**EXERCISE DIRECTIONS:**
Which lines of the entries below include "false"? List them all.

(Entries taken from a collection)
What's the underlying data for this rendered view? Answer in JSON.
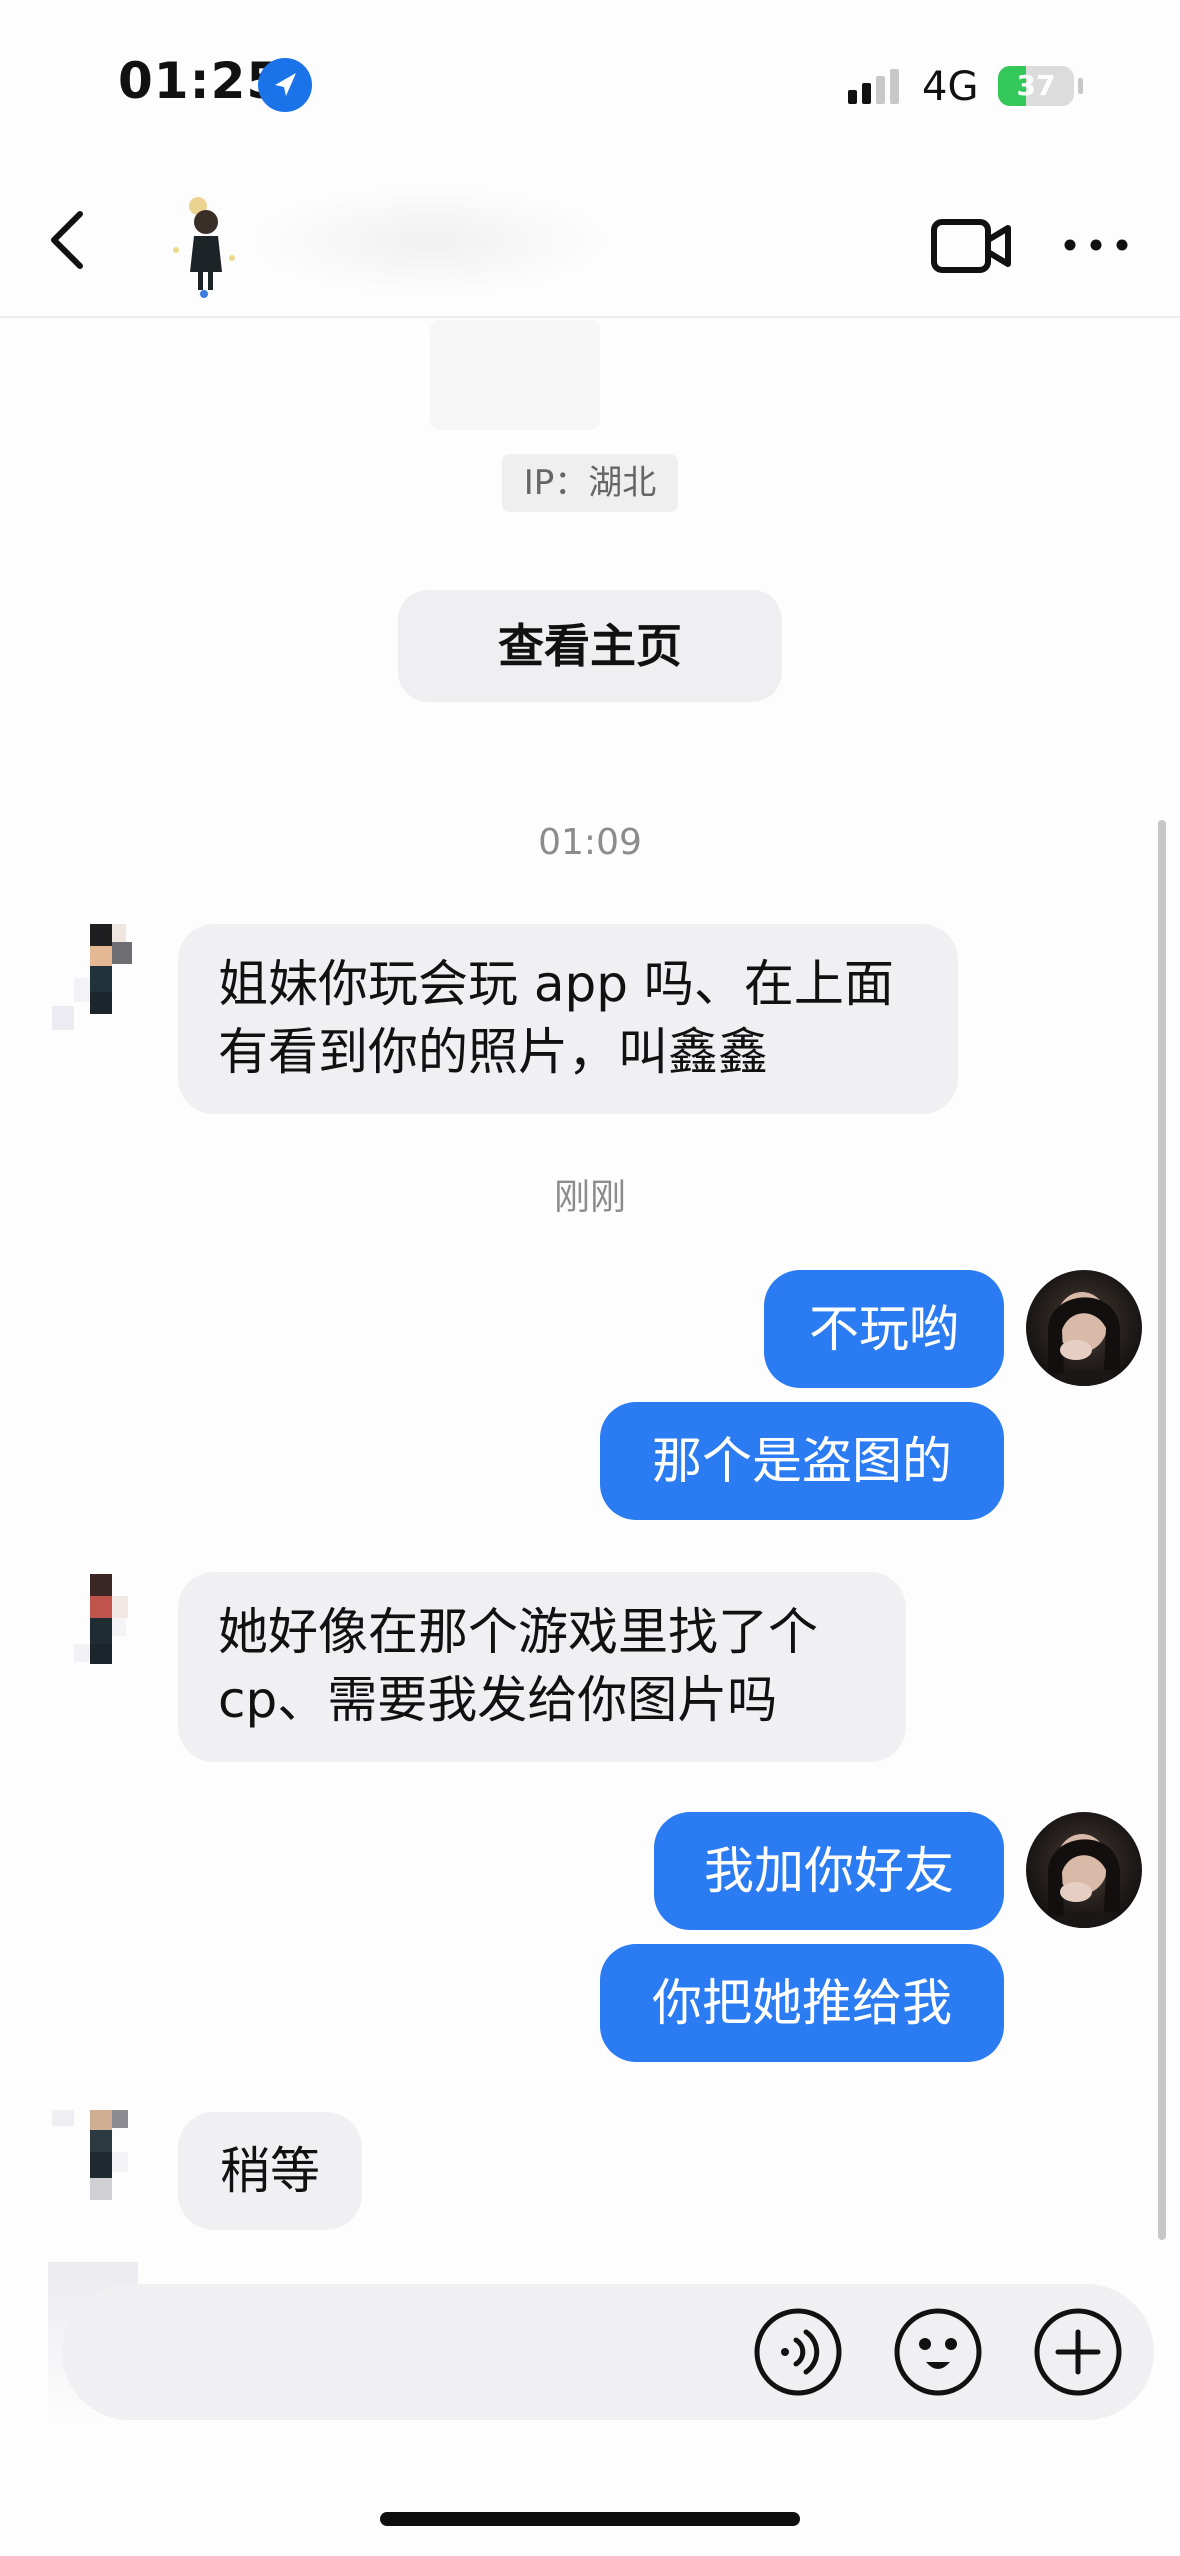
{
  "status_bar": {
    "time": "01:25",
    "network": "4G",
    "battery_level": "37",
    "battery_fraction": 0.37
  },
  "nav": {
    "back_icon": "chevron-left-icon",
    "video_icon": "video-camera-icon",
    "more_icon": "more-dots-icon"
  },
  "header": {
    "ip_label": "IP：湖北",
    "profile_button": "查看主页"
  },
  "timestamps": {
    "first": "01:09",
    "second": "刚刚"
  },
  "messages": [
    {
      "from": "peer",
      "lines": [
        "姐妹你玩会玩 app 吗、在上面",
        "有看到你的照片，叫鑫鑫"
      ]
    },
    {
      "from": "self",
      "text": "不玩哟"
    },
    {
      "from": "self",
      "text": "那个是盗图的"
    },
    {
      "from": "peer",
      "lines": [
        "她好像在那个游戏里找了个",
        "cp、需要我发给你图片吗"
      ]
    },
    {
      "from": "self",
      "text": "我加你好友"
    },
    {
      "from": "self",
      "text": "你把她推给我"
    },
    {
      "from": "peer",
      "lines": [
        "稍等"
      ]
    }
  ],
  "composer": {
    "voice_icon": "voice-icon",
    "emoji_icon": "emoji-icon",
    "plus_icon": "plus-icon"
  },
  "colors": {
    "outgoing_bubble": "#2b7bf2",
    "incoming_bubble": "#f0f0f3",
    "battery": "#34c759",
    "location": "#1a73e8"
  }
}
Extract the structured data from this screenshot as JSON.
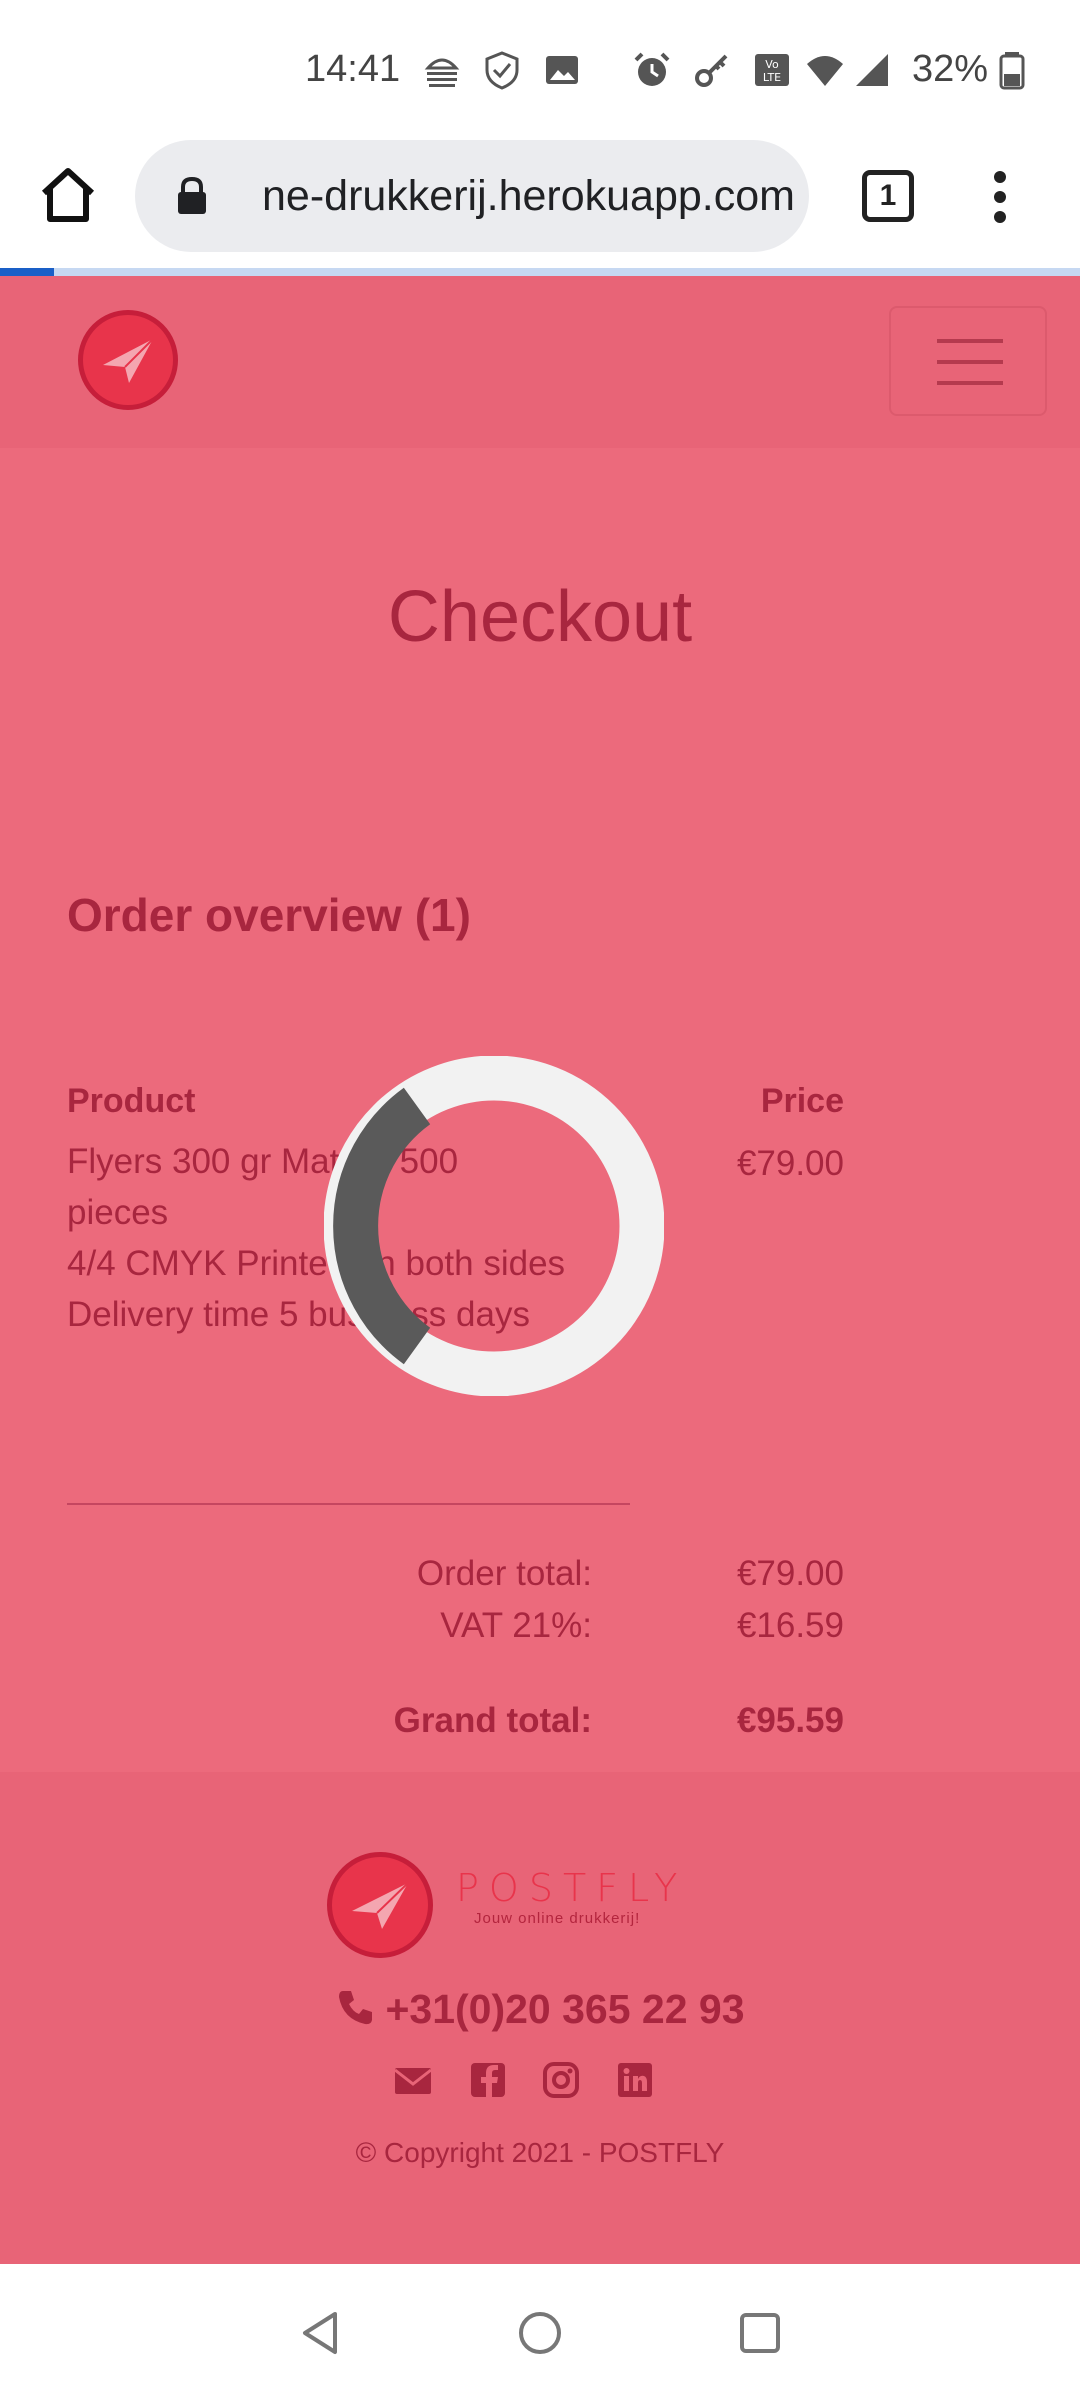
{
  "status_bar": {
    "time": "14:41",
    "battery": "32%",
    "icons": [
      "burger-app-icon",
      "shield-icon",
      "image-icon",
      "alarm-icon",
      "key-icon",
      "volte-icon",
      "wifi-icon",
      "signal-icon",
      "battery-icon"
    ]
  },
  "browser": {
    "url": "ne-drukkerij.herokuapp.com",
    "tab_count": "1",
    "load_progress_percent": 5
  },
  "page": {
    "title": "Checkout",
    "order_overview": "Order overview (1)",
    "table": {
      "headers": {
        "product": "Product",
        "price": "Price"
      },
      "rows": [
        {
          "lines": [
            "Flyers 300 gr Mat A5 500 pieces",
            "4/4 CMYK Printed on both sides",
            "Delivery time 5 business days"
          ],
          "price": "€79.00"
        }
      ]
    },
    "summary": {
      "order_total_label": "Order total:",
      "order_total": "€79.00",
      "vat_label": "VAT 21%:",
      "vat": "€16.59",
      "grand_total_label": "Grand total:",
      "grand_total": "€95.59"
    }
  },
  "footer": {
    "brand": "POSTFLY",
    "tagline": "Jouw online drukkerij!",
    "phone": "+31(0)20 365 22 93",
    "social": [
      "envelope-icon",
      "facebook-icon",
      "instagram-icon",
      "linkedin-icon"
    ],
    "copyright": "© Copyright 2021 - POSTFLY"
  },
  "colors": {
    "page_bg": "#ec6a7c",
    "header_bg": "#e86477",
    "text": "#a8263f",
    "brand_red": "#e8344b"
  }
}
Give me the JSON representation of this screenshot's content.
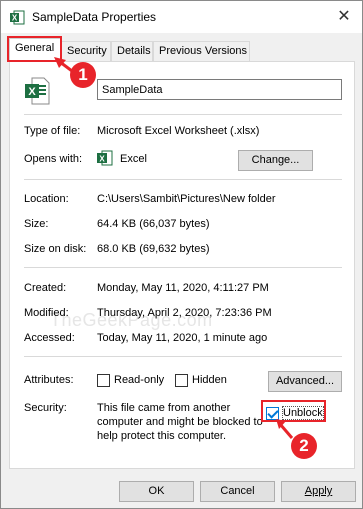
{
  "window": {
    "title": "SampleData Properties",
    "close_symbol": "✕"
  },
  "tabs": [
    {
      "label": "General",
      "active": true
    },
    {
      "label": "Security"
    },
    {
      "label": "Details"
    },
    {
      "label": "Previous Versions"
    }
  ],
  "general": {
    "file_name": "SampleData",
    "type_label": "Type of file:",
    "type_value": "Microsoft Excel Worksheet (.xlsx)",
    "opens_label": "Opens with:",
    "opens_value": "Excel",
    "change_button": "Change...",
    "location_label": "Location:",
    "location_value": "C:\\Users\\Sambit\\Pictures\\New folder",
    "size_label": "Size:",
    "size_value": "64.4 KB (66,037 bytes)",
    "size_on_disk_label": "Size on disk:",
    "size_on_disk_value": "68.0 KB (69,632 bytes)",
    "created_label": "Created:",
    "created_value": "Monday, May 11, 2020, 4:11:27 PM",
    "modified_label": "Modified:",
    "modified_value": "Thursday, April 2, 2020, 7:23:36 PM",
    "accessed_label": "Accessed:",
    "accessed_value": "Today, May 11, 2020, 1 minute ago",
    "attributes_label": "Attributes:",
    "readonly_label": "Read-only",
    "readonly_checked": false,
    "hidden_label": "Hidden",
    "hidden_checked": false,
    "advanced_button": "Advanced...",
    "security_label": "Security:",
    "security_text_1": "This file came from another",
    "security_text_2": "computer and might be blocked to",
    "security_text_3": "help protect this computer.",
    "unblock_label": "Unblock",
    "unblock_checked": true
  },
  "footer": {
    "ok": "OK",
    "cancel": "Cancel",
    "apply": "Apply"
  },
  "annotations": {
    "badge_1": "1",
    "badge_2": "2",
    "watermark": "TheGeekPage.com"
  },
  "colors": {
    "annotation_red": "#e8242a",
    "excel_green": "#1d6f42",
    "checkbox_blue": "#0078d7"
  }
}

**SOLUTION TO THIS PROBLEM:**
    "readonly_checked": false,
    "hidden_checked": false,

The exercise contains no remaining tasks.